Having encountered prejudice as a woman in her chosen profession, she was a keen but non-militant suffragist, and supported the other female doctors who followed her. She was also a revered speaker.
She lived and worked in Portland Square just off North Hill and refused to move away from Plymouth during the Second World War, claiming that as many of her patients had not been evacuated, she should stay too.
Sadly, her house was damaged in the Blitz of March 1941 and she moved back to Barnstaple where she lived until she died later that year.
The Bale family were staunch Methodists and Rosa was a key figure at Plymouth’s Ebenezeer Chapel, where she took a weekly Bible class. She also oversaw the project to re-model their premises as the Plymouth Central Methodist Church.
Hilary Neve, Professor in Medical Education at the University of Plymouth said: “It’s really incredible what Dr Bale achieved. At a time when glass ceilings would have been 10 metres thick, she not only qualified as a doctor, but was. She was an inspirational figure.”
A blue plaque dedicated to her can be seen on the north side of the Portland Square building, on the University of Plymouth’s campus.
This unassuming item from the collections at The Box is her medical bag.
The beautiful leather-bound item pictured below is an ‘lluminated Address’. They were once an important element in the celebration of someone’s achievements.
Often presented as a scroll or a framed panel, the finest examples were made of calfskin vellum, a material which is prepared by hand using methods that date back to the Middle Ages.
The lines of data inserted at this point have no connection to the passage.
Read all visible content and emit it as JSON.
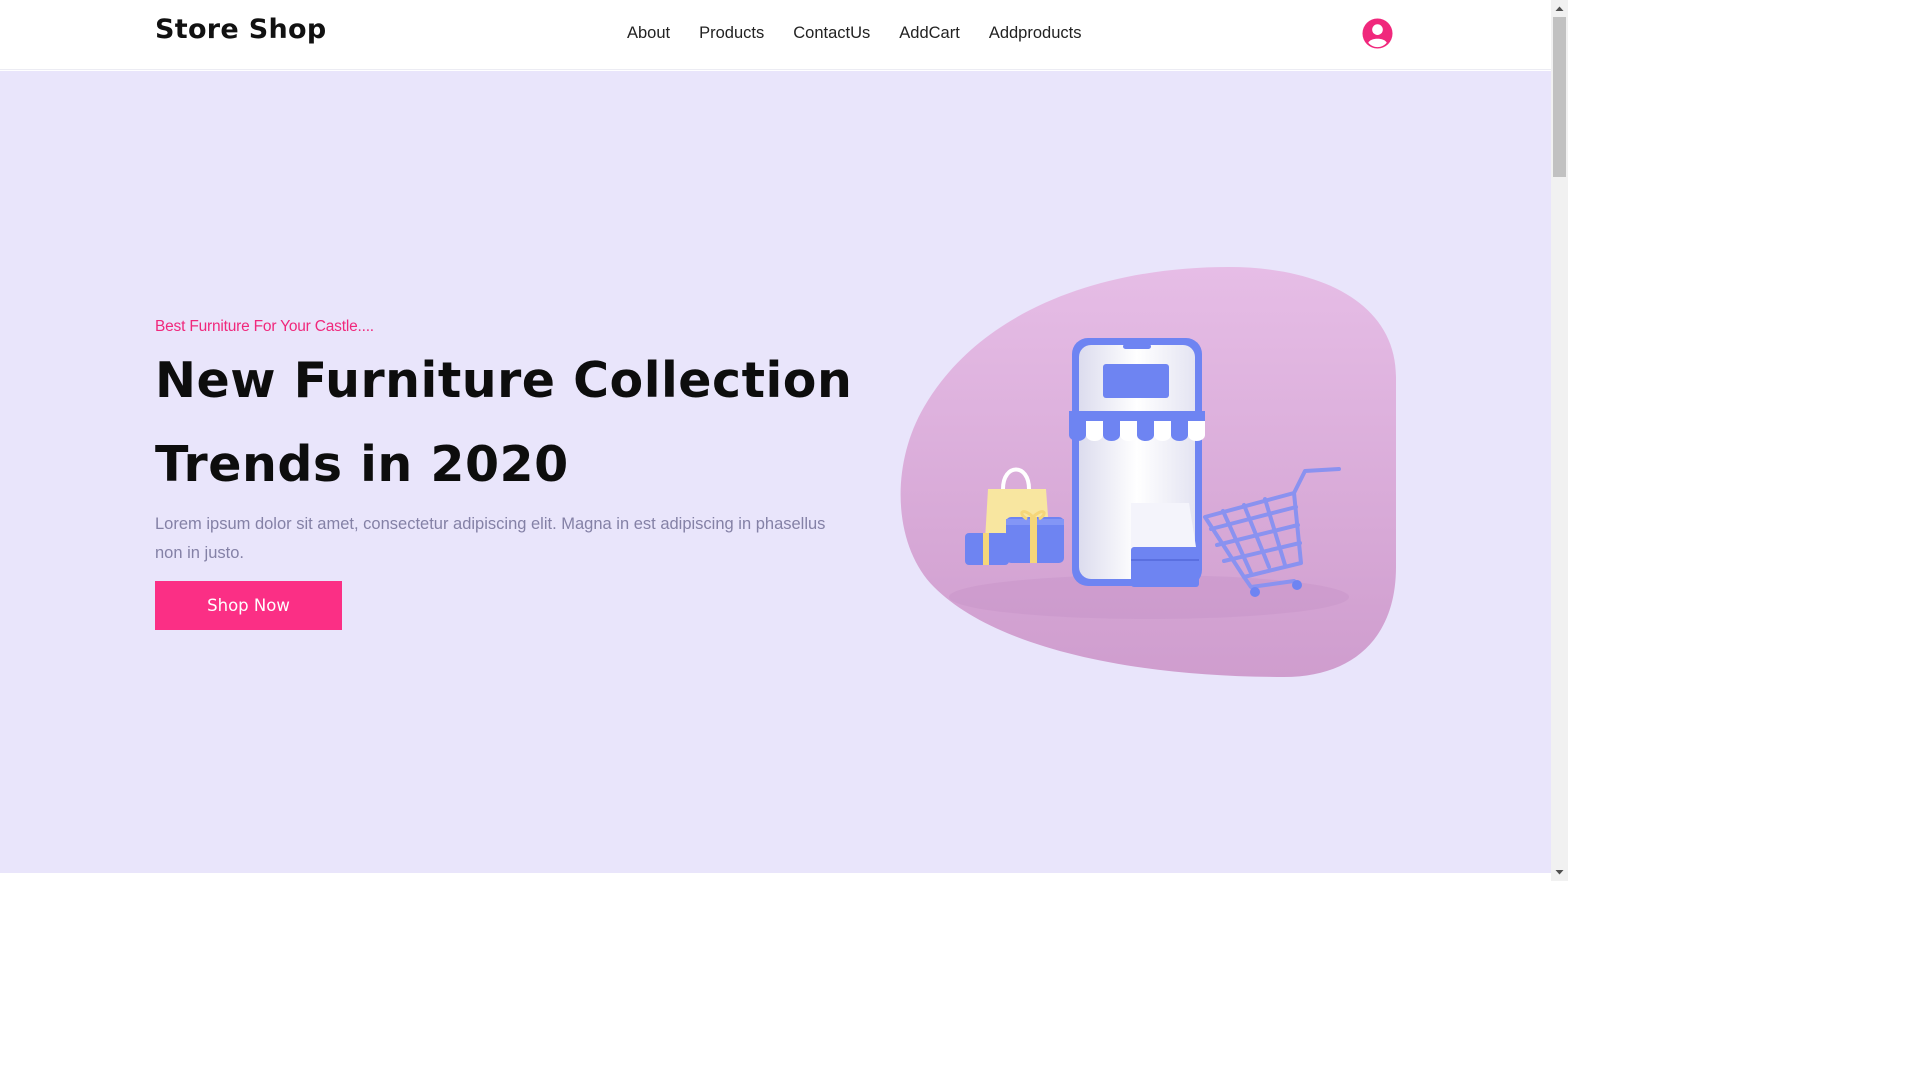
{
  "header": {
    "brand": "Store Shop",
    "nav": [
      "About",
      "Products",
      "ContactUs",
      "AddCart",
      "Addproducts"
    ],
    "avatar_icon": "user-circle-icon"
  },
  "hero": {
    "tagline": "Best Furniture For Your Castle....",
    "headline_line1": "New Furniture Collection",
    "headline_line2": "Trends in 2020",
    "description": "Lorem ipsum dolor sit amet, consectetur adipiscing elit. Magna in est adipiscing in phasellus non in justo.",
    "cta_label": "Shop Now",
    "illustration": "shop-phone-cart-illustration"
  },
  "colors": {
    "accent": "#fb2f85",
    "hero_bg": "#e9e5fb",
    "blob_bg": "#e2b9e4",
    "illustration_blue": "#6e84f2",
    "description_text": "#8481a6"
  }
}
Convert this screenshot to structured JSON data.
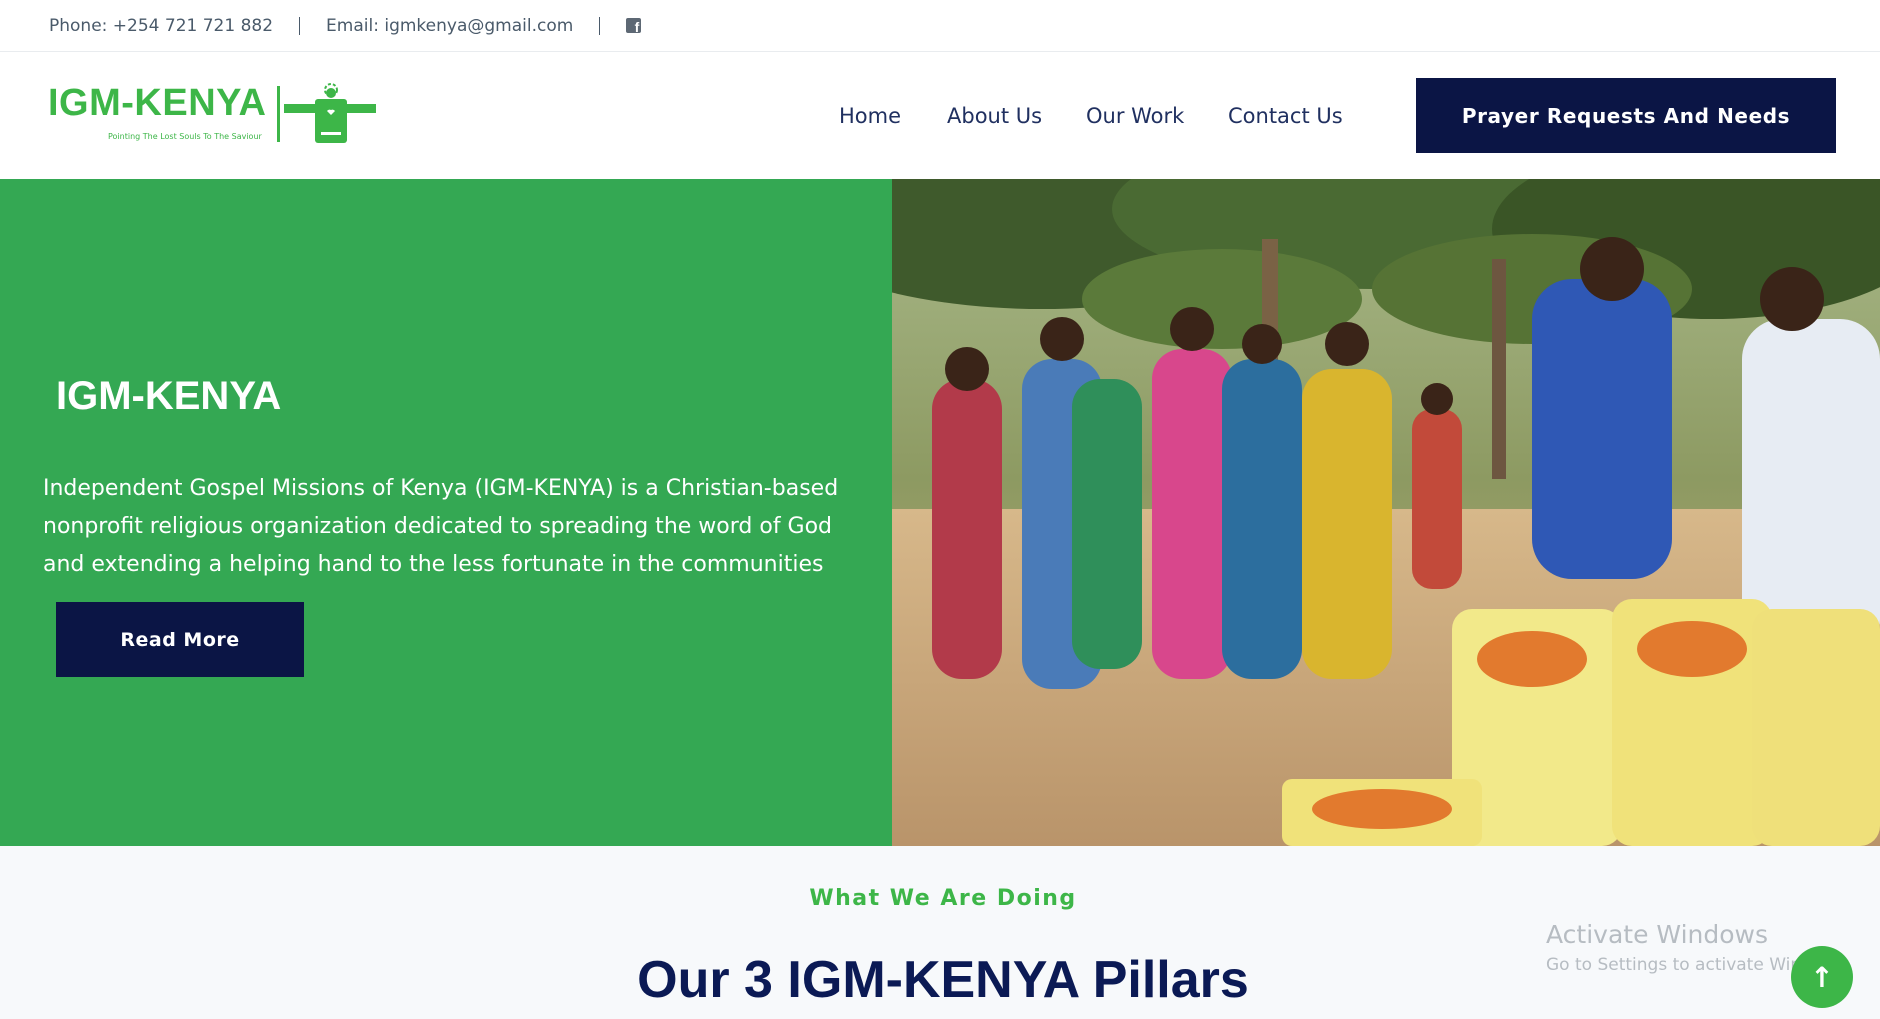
{
  "topbar": {
    "phone": "Phone: +254 721 721 882",
    "email": "Email: igmkenya@gmail.com",
    "social_icon": "facebook-icon"
  },
  "header": {
    "logo_text": "IGM-KENYA",
    "logo_tagline": "Pointing The Lost Souls To The Saviour",
    "nav": [
      "Home",
      "About Us",
      "Our Work",
      "Contact Us"
    ],
    "cta_label": "Prayer Requests And Needs"
  },
  "hero": {
    "title": "IGM-KENYA",
    "description": "Independent Gospel Missions of Kenya (IGM-KENYA) is a Christian-based nonprofit religious organization dedicated to spreading the word of God and extending a helping hand to the less fortunate in the communities",
    "button_label": "Read More",
    "photo_icon": "community-food-distribution-photo"
  },
  "section": {
    "kicker": "What We Are Doing",
    "title": "Our 3 IGM-KENYA Pillars"
  },
  "overlay": {
    "activate_title": "Activate Windows",
    "activate_sub": "Go to Settings to activate Windows.",
    "scroll_icon": "arrow-up-icon"
  },
  "colors": {
    "green": "#34a853",
    "brand_green": "#3db648",
    "navy": "#0b1545"
  }
}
Other variations included high quality handmade white paper with black text, or tinted paper with coloured text. Scrolls were sometimes attached to decorative rollers and featured embroidered ribbons and gilt. Others, such as this one, were enclosed in a leather case with gold detailing.
The address was presented to Rosa Bale on 1 May 1926 and confirms that she began her ‘pioneering medical work’ in Plymouth in 1895.
The left hand side of the address features a list of 23 members of the South Western Association of Medical Woman’s Federation. It was gifted to The Box’s collections in 1976 by the husband of Dr Jessica (Jessie) Gilbert, one of the other women on the list.
She practiced in Plymouth from 1924 until 1933 and was assistant, partner and then successor to Rosa at Portland Square.
If you look closely you’ll see that the address is signed by none other than Dr Mabel Ramsay.